Much of this increase came from prescriptions for conditions that these drugs are not approved to treat, a practice called off-label prescribing. Approximately 65% of children prescribed antipsychotics in 2007 were receiving them off-label, with many of them apparently receiving it for ADHD; around 50% of the children in the study receiving a prescription for antipsychotics had been diagnosed with ADHD.

The study, performed by researchers at the Children's Hospital of Philadelphia, is the largest of its kind, representing around 35% of the children in the country.

All antipsychotics have serious side effects, including increased risk of weight gain and diabetes in children and stroke in the elderly.

According to David M. Rubin, a senior author of the study: "If a child is prescribed an antipsychotic, it's important for doctors to inform parents and caregivers if the drug is being prescribed off-label, of potential side effects, and of counseling therapies that might be offered as an alternative to medication."

Antipsychotics are medicines that were originally used to treat symptoms of psychosis, such as delusions or hallucinations. The FDA has approved them for treatment of schizophrenia and bipolar disorder. More recently, certain antipsychotics have also been approved for treatment of depression and autism.

There is some evidence that antipsychotics may be effective at treating a wider range of disorders than they are currently approved to treat. Doctors appear to be prescribing them off-label in the hopes that they may be able to do their patients more good than any approved treatment has been doing for them. A major downside to this practice is that all antipsychotics have serious side effects, including increased risk of weight gain and diabetes in children and stroke in the elderly.

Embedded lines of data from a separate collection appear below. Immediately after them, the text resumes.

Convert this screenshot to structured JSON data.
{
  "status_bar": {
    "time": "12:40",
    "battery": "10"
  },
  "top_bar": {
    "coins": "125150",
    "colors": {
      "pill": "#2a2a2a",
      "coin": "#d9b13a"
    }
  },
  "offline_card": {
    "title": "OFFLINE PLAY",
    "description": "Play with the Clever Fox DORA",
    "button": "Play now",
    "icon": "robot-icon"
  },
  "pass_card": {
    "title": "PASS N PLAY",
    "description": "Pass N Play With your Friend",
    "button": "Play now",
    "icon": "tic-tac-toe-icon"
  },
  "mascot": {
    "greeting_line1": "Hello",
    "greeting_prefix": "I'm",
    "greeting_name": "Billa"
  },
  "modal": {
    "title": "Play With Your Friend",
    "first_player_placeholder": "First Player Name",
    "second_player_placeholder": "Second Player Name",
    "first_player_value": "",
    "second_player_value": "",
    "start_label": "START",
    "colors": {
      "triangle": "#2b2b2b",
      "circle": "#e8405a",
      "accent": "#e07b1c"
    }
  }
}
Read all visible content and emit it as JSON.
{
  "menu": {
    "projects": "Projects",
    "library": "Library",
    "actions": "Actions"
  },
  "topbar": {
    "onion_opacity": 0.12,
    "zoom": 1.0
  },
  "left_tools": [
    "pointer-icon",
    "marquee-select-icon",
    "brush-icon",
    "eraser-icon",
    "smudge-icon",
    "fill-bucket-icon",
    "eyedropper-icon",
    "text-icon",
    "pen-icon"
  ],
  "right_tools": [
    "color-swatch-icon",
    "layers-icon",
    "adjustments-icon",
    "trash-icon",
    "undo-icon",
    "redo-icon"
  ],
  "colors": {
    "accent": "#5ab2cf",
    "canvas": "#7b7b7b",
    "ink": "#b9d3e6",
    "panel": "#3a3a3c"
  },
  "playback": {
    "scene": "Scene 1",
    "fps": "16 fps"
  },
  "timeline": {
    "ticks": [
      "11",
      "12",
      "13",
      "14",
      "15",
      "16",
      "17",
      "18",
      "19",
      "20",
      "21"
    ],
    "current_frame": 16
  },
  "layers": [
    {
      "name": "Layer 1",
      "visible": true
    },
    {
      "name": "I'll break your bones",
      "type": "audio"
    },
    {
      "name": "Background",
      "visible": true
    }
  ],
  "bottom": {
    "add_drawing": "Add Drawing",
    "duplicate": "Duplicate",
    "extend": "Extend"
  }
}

Off-label prescription of antipsychotics isn't limited to children. The Agency for Healthcare Research and Quality (AHRQ), a subsidiary of the Department of Health and Human Services, reports on off-label prescription of antipsychotics. The report was updated in August of 2012.

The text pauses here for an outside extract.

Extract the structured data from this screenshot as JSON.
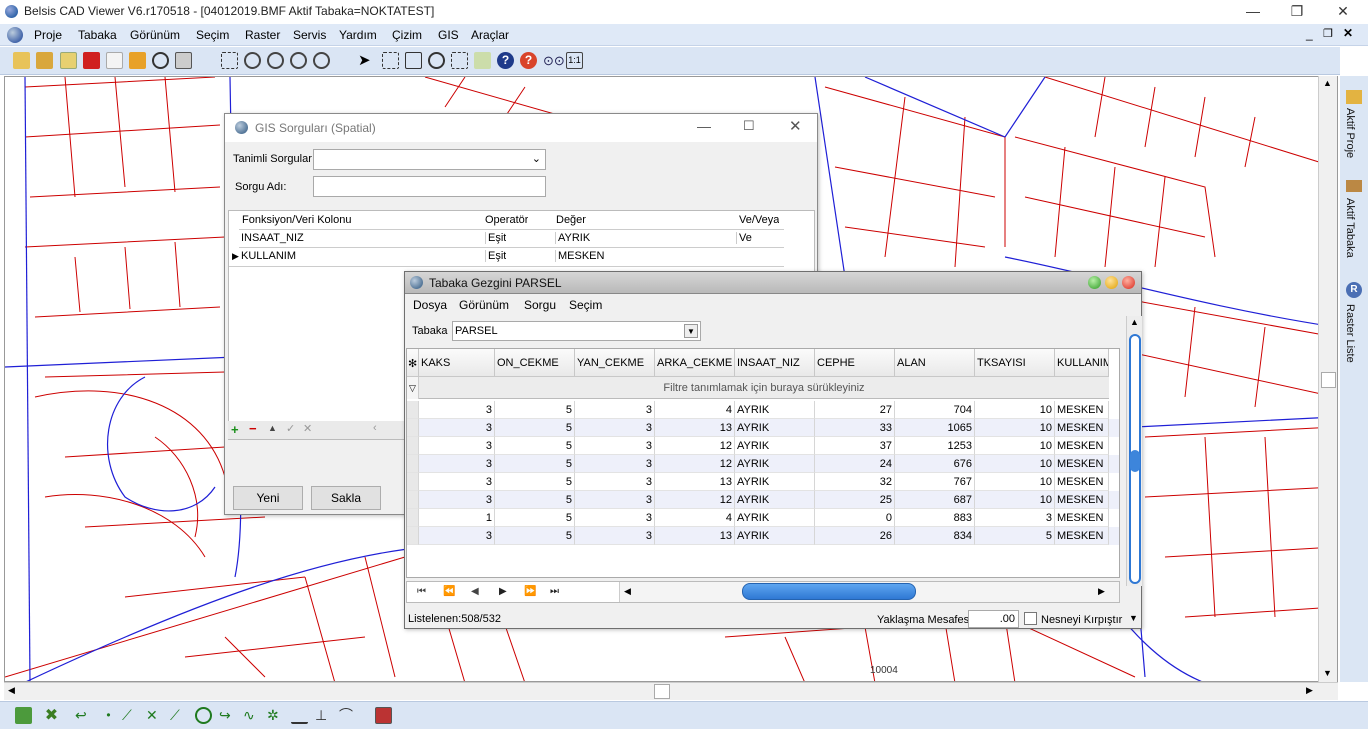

The AHRQ report and updates detail what is known about the effectiveness of each antipsychotic drug for treating many off-label conditions and also contain other information that may be of interest to patients who have been prescribed an antipsychotic drug off-label or whose doctor has mentioned the possibility of prescribing one.

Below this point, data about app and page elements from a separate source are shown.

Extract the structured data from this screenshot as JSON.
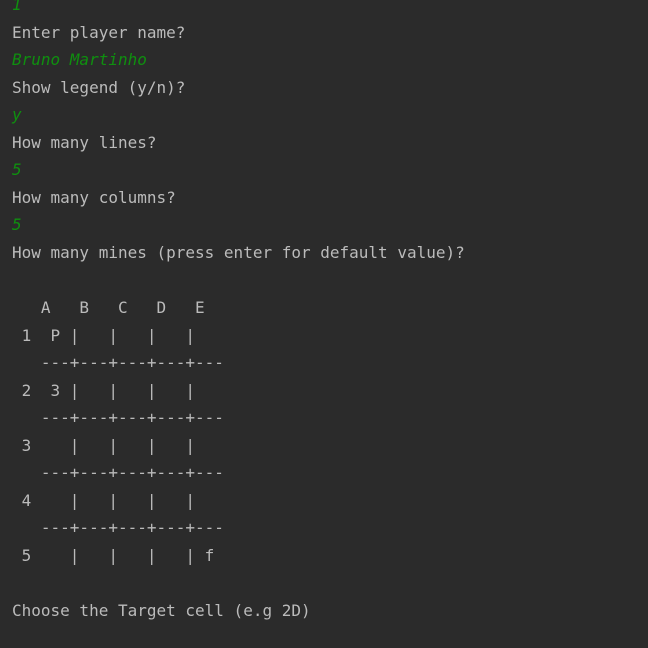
{
  "console": {
    "lines": [
      {
        "text": "1",
        "kind": "input"
      },
      {
        "text": "Enter player name?",
        "kind": "prompt"
      },
      {
        "text": "Bruno Martinho",
        "kind": "input"
      },
      {
        "text": "Show legend (y/n)?",
        "kind": "prompt"
      },
      {
        "text": "y",
        "kind": "input"
      },
      {
        "text": "How many lines?",
        "kind": "prompt"
      },
      {
        "text": "5",
        "kind": "input"
      },
      {
        "text": "How many columns?",
        "kind": "prompt"
      },
      {
        "text": "5",
        "kind": "input"
      },
      {
        "text": "How many mines (press enter for default value)?",
        "kind": "prompt"
      }
    ],
    "board": {
      "header": "   A   B   C   D   E",
      "rows": [
        " 1  P |   |   |   |",
        "   ---+---+---+---+---",
        " 2  3 |   |   |   |",
        "   ---+---+---+---+---",
        " 3    |   |   |   |",
        "   ---+---+---+---+---",
        " 4    |   |   |   |",
        "   ---+---+---+---+---",
        " 5    |   |   |   | f"
      ]
    },
    "final_prompt": "Choose the Target cell (e.g 2D)"
  },
  "colors": {
    "background": "#2b2b2b",
    "prompt_text": "#bbbbbb",
    "user_input": "#0f8f0f"
  }
}
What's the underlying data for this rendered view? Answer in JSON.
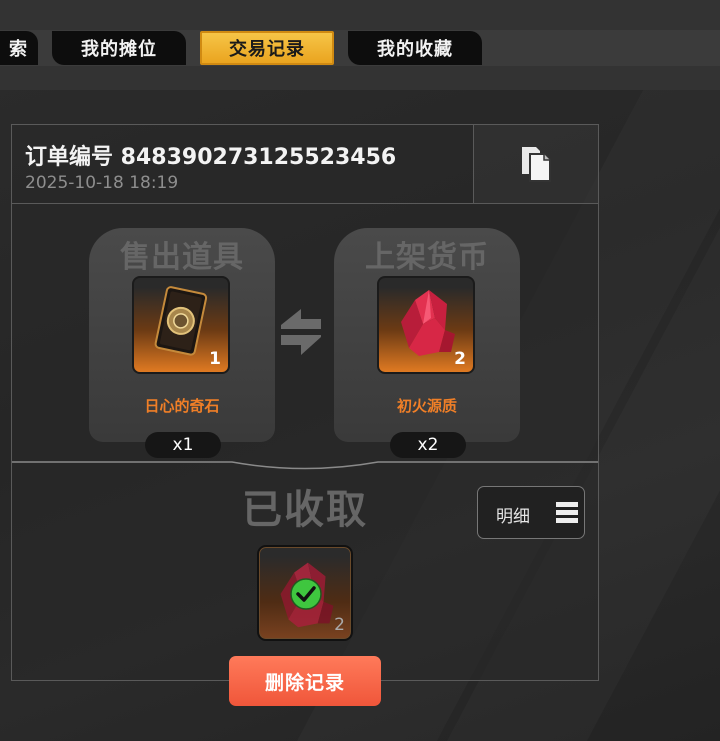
{
  "tabs": [
    {
      "label": "索"
    },
    {
      "label": "我的摊位"
    },
    {
      "label": "交易记录",
      "active": true
    },
    {
      "label": "我的收藏"
    }
  ],
  "order": {
    "id_text": "订单编号 848390273125523456",
    "time": "2025-10-18 18:19",
    "copy_icon": "copy-icon"
  },
  "sold": {
    "title": "售出道具",
    "item_name": "日心的奇石",
    "item_qty": "1",
    "count": "x1",
    "icon": "sun-stone-card-icon"
  },
  "listed": {
    "title": "上架货币",
    "item_name": "初火源质",
    "item_qty": "2",
    "count": "x2",
    "icon": "red-crystal-icon"
  },
  "status": {
    "text": "已收取",
    "detail_label": "明细",
    "detail_icon": "list-menu-icon"
  },
  "reward": {
    "qty": "2",
    "icon": "red-crystal-icon",
    "check_icon": "check-badge-icon"
  },
  "actions": {
    "delete_label": "删除记录"
  },
  "colors": {
    "active_tab": "#f0b334",
    "item_name": "#f07f27",
    "delete_button": "#f25e40"
  }
}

An article on the Children's Hospital study appears in the October 2012 issue of Health Services Research.